Thank you for the question. I agree that the national service model proposed as a shock by Rishi Sunak was not just a shock to young people, but a shock to many Conservative MPs and indeed, Ministers—a desperate gimmick at the start of a crucial general election for Wales and Britain. And the Member's right to draw a contrast between that and what we have chosen to do with the young person's guarantee—long-term investment in the future of young people and the skills they need to survive and thrive in the world that we are seeking to create. It's a direct contrast to the Tories taking away money and powers from Wales—£275 million as a minimum every year is lost to Wales because of the shared prosperity fund that now the Tories propose to put into a national service model that no-one thinks is going to work or actually provide a future for young people. That is the Tory record. I believe people will make a definitive choice on 4 July. Look at what they have done to Wales. Look at what we offer. Who on earth would want to stand with the Tories when it comes to 4 or 5 July? I look forward to the verdict of the people of Wales.

Photo of Natasha Asghar Natasha Asghar Conservative 1:33, 4 June 2024

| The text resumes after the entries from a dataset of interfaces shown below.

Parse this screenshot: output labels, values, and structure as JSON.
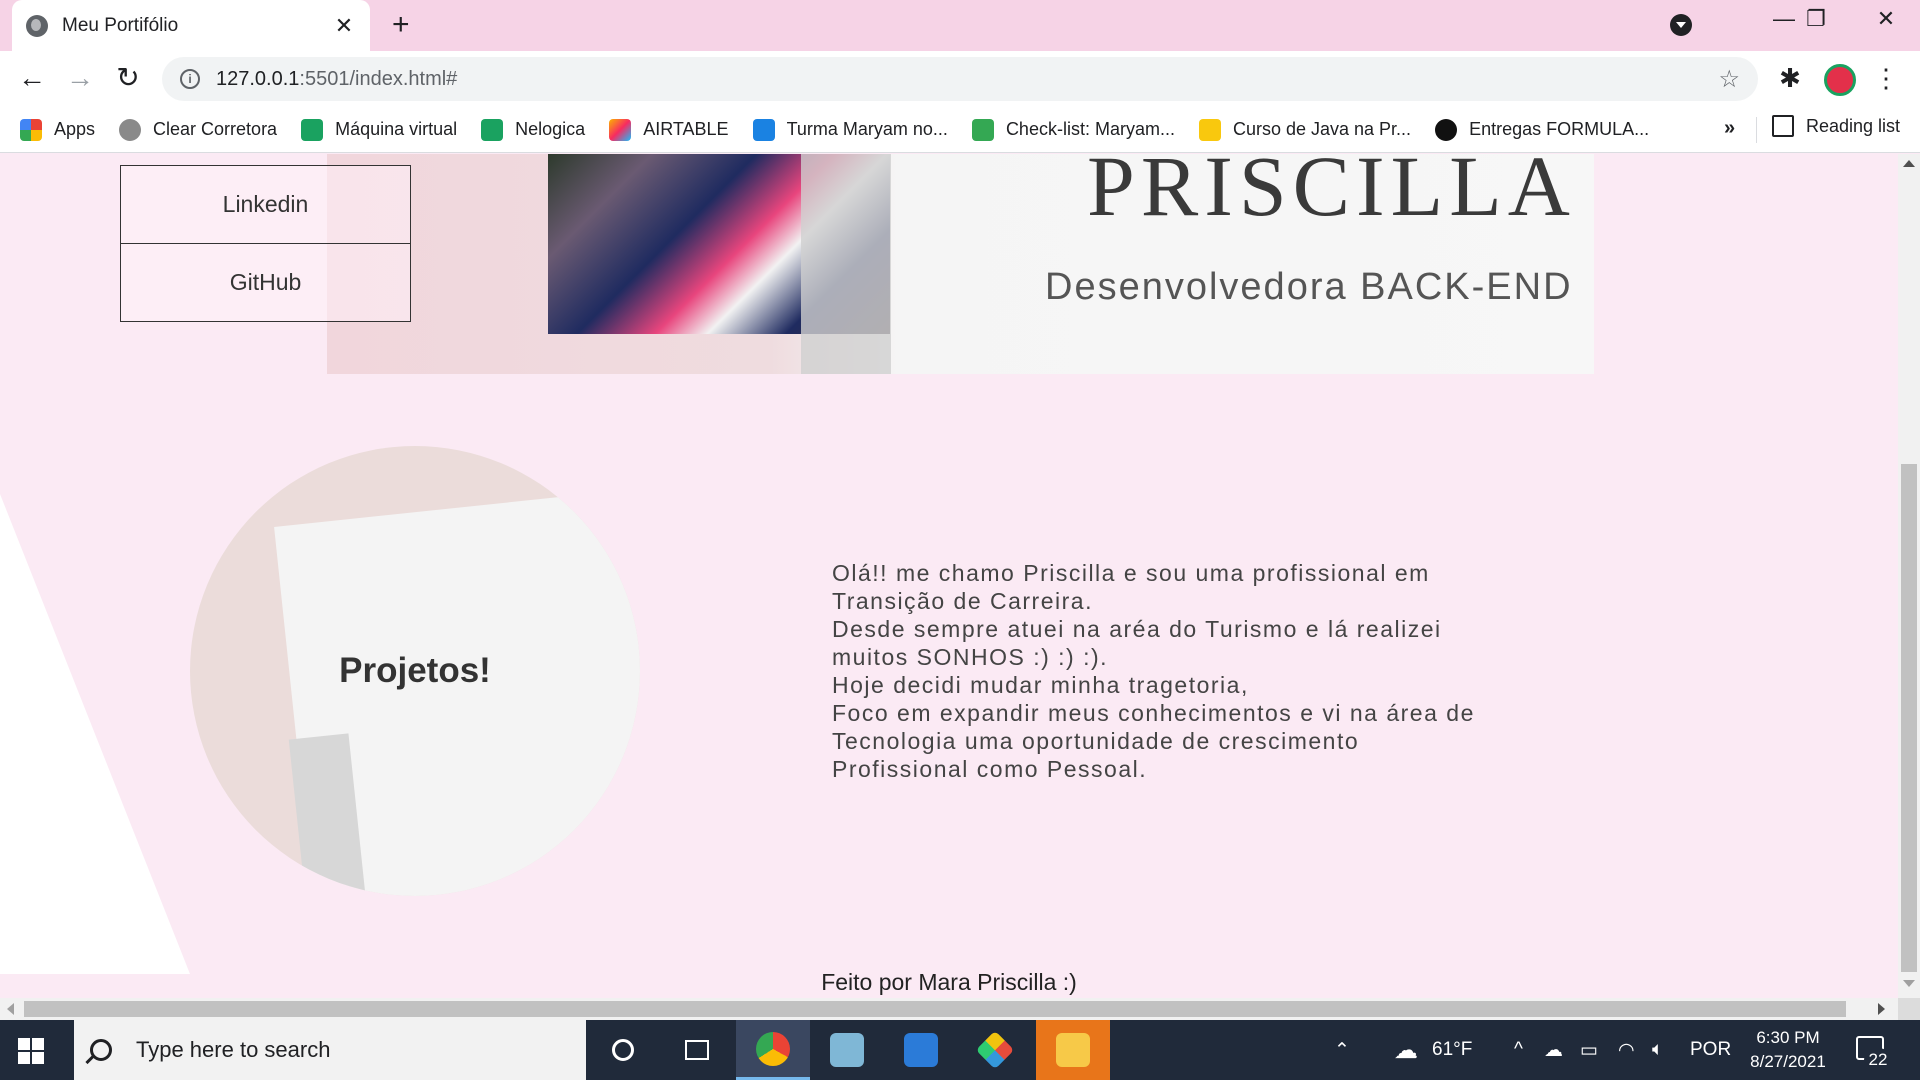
{
  "browser": {
    "tab_title": "Meu Portifólio",
    "tab_close": "✕",
    "new_tab": "+",
    "url_host": "127.0.0.1",
    "url_path": ":5501/index.html#",
    "minimize": "—",
    "restore": "❐",
    "close": "✕",
    "back": "←",
    "forward": "→",
    "reload": "↻",
    "star": "☆",
    "extensions": "✱",
    "menu": "⋮"
  },
  "bookmarks": {
    "items": [
      {
        "label": "Apps",
        "color": "#ea4335"
      },
      {
        "label": "Clear Corretora",
        "color": "#8a8a8a"
      },
      {
        "label": "Máquina virtual",
        "color": "#1aa260"
      },
      {
        "label": "Nelogica",
        "color": "#1aa260"
      },
      {
        "label": "AIRTABLE",
        "color": "#fcb400"
      },
      {
        "label": "Turma Maryam no...",
        "color": "#1a82e2"
      },
      {
        "label": "Check-list: Maryam...",
        "color": "#34a853"
      },
      {
        "label": "Curso de Java na Pr...",
        "color": "#f9c80e"
      },
      {
        "label": "Entregas FORMULA...",
        "color": "#111111"
      }
    ],
    "more": "»",
    "reading_list": "Reading list"
  },
  "page": {
    "hero_name": "PRISCILLA",
    "hero_role": "Desenvolvedora BACK-END",
    "linkedin": "Linkedin",
    "github": "GitHub",
    "projects": "Projetos!",
    "about_lines": [
      "Olá!! me chamo Priscilla e sou uma profissional em",
      "Transição de Carreira.",
      "Desde sempre atuei na aréa do Turismo e lá realizei",
      "muitos SONHOS :) :) :).",
      "Hoje decidi mudar minha tragetoria,",
      "Foco em expandir meus conhecimentos e vi na área de",
      "Tecnologia uma oportunidade de crescimento",
      "Profissional como Pessoal."
    ],
    "footer": "Feito por Mara Priscilla :)"
  },
  "taskbar": {
    "search_placeholder": "Type here to search",
    "weather": "61°F",
    "language": "POR",
    "time": "6:30 PM",
    "date": "8/27/2021",
    "notifications": "22"
  },
  "colors": {
    "page_bg": "#fbeaf4",
    "tabbar_bg": "#f6d3e6",
    "taskbar_bg": "#202a3a"
  }
}
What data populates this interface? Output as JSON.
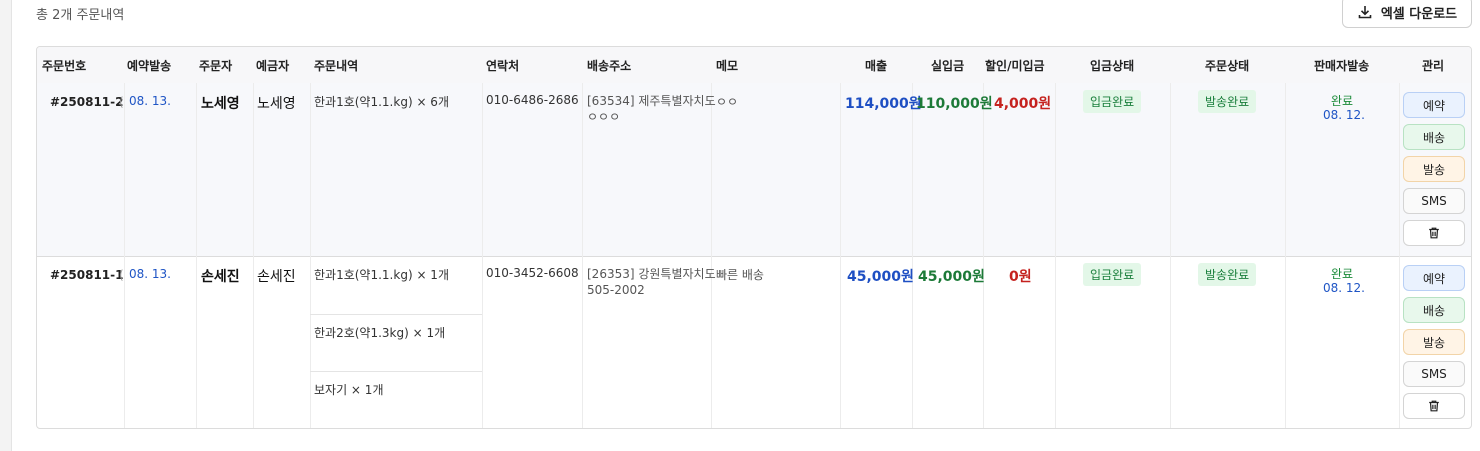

First Minister, let's bring it back to Wales now. We're in the Welsh Parliament; let the UK Government focus on their own things. Now, First Minister, businesses in Wales are finding it increasingly difficult to stay afloat following the Welsh Government's decision to cut business rate relief. Labour Ministers' move to slash the relief from 75 per cent to 40 per cent now means that businesses with a rateable value of £15,000 will be left with a rates bill of nearly £8,500. This isn't just a couple of pennies or pounds, First Minister; we're talking about businesses being expected to find thousands of pounds. UK Labour's shadow Chancellor, Rachel Reeves, recently described your party as the natural party of British businesses and said that you are pro worker and pro business. That's simply not true, is it, First Minister, under Labour, because here in Wales we have the highest business rates in Great Britain, extremely low business survival rates, the second lowest gross value added growth since 1999 out of the UK nations, and the highest economic inactivity levels out of the four nations. So, do you think the Welsh Government should finally stop punishing hardworking businesses and start helping them thrive? And do you not think a good place to start would be reintroducing the 75 per cent rate relief support? Thank you.

Photo of Vaughan Gething Vaughan Gething Labour 1:35, 4 June 2024

I agree we're not talking about mere pennies or pounds; we're talking about over £1 billion lost to Wales because the Tories broke their manifesto pledge to replace EU funds in full. I remember Andrew R.T. Davies saying repeatedly that Wales would not lose a single penny. We've actually lost more than £1 billion, and, on top of that, our budget is worth £700 million less in real terms than just three years ago. That is the Tory record. That is what the Tories have done to Wales. I'm proud that we are pro worker and pro business. [Interruption.] I look forward to carrying our message into communities and doorsteps across the country. [Interruption.] I want a new start for Wales—

Photo of Elin Jones Elin Jones Plaid Cymru

I can't hear the First Minister. Can we have some silence, please?

Photo of Vaughan Gething Vaughan Gething Labour

—to turn the page on 14 desperate Tory years.